WHAT YOU NEED TO DO: Nothing but the lines from the one that contains "Enumerate this screenshot's" through the end of the data should be reproduced, and each must match exactly.

SOURCE MATERIAL:
━━━━━━━━━━━━━━━━━━━━

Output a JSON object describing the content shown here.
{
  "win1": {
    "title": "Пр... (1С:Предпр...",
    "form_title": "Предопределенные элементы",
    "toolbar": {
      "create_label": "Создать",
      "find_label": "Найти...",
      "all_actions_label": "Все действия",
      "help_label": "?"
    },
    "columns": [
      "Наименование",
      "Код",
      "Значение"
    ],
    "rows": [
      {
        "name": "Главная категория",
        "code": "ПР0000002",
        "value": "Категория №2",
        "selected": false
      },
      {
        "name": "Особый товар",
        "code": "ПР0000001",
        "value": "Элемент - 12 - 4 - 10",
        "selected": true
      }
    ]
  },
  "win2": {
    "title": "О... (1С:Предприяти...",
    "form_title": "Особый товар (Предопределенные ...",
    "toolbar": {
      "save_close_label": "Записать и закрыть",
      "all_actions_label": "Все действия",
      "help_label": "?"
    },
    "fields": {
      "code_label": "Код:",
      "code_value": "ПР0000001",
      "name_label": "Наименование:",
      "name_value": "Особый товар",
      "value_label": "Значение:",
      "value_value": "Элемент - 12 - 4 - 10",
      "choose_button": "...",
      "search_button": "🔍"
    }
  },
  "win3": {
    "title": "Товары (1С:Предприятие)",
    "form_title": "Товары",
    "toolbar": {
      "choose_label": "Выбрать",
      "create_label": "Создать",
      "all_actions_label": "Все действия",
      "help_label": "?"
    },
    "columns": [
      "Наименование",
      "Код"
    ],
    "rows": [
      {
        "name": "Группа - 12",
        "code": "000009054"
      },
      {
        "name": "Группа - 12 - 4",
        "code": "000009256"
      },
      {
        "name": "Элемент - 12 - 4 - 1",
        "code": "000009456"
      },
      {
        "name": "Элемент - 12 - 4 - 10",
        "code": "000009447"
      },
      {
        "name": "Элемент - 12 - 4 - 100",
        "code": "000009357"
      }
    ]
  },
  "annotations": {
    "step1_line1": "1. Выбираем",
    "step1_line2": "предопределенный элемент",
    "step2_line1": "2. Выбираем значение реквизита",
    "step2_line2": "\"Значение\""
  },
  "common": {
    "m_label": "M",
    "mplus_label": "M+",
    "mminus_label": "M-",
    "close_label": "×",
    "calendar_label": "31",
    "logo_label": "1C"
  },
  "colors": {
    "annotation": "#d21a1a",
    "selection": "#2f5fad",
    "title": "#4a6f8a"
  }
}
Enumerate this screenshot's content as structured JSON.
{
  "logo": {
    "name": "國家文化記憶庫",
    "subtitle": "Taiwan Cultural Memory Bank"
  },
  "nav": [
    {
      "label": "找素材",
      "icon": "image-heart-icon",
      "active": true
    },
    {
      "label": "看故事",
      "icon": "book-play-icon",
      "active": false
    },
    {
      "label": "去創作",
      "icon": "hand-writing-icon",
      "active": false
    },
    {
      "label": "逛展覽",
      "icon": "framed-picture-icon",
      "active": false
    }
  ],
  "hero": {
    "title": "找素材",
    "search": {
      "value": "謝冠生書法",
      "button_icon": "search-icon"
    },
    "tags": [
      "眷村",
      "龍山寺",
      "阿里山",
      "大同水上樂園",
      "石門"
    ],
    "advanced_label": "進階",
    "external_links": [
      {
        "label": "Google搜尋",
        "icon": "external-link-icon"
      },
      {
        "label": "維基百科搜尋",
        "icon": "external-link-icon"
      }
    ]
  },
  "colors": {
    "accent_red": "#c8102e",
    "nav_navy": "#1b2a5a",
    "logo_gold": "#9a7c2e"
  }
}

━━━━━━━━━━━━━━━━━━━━

SOLUTION:
Enumerate this screenshot's content as structured JSON.
{
  "logo": {
    "name": "國家文化記憶庫",
    "subtitle": "Taiwan Cultural Memory Bank"
  },
  "nav": [
    {
      "label": "找素材",
      "icon": "image-heart-icon",
      "active": true
    },
    {
      "label": "看故事",
      "icon": "book-play-icon",
      "active": false
    },
    {
      "label": "去創作",
      "icon": "hand-writing-icon",
      "active": false
    },
    {
      "label": "逛展覽",
      "icon": "framed-picture-icon",
      "active": false
    }
  ],
  "hero": {
    "title": "找素材",
    "search": {
      "value": "謝冠生書法",
      "button_icon": "search-icon"
    },
    "tags": [
      "眷村",
      "龍山寺",
      "阿里山",
      "大同水上樂園",
      "石門"
    ],
    "advanced_label": "進階",
    "external_links": [
      {
        "label": "Google搜尋",
        "icon": "external-link-icon"
      },
      {
        "label": "維基百科搜尋",
        "icon": "external-link-icon"
      }
    ]
  },
  "colors": {
    "accent_red": "#c8102e",
    "nav_navy": "#1b2a5a",
    "logo_gold": "#9a7c2e"
  }
}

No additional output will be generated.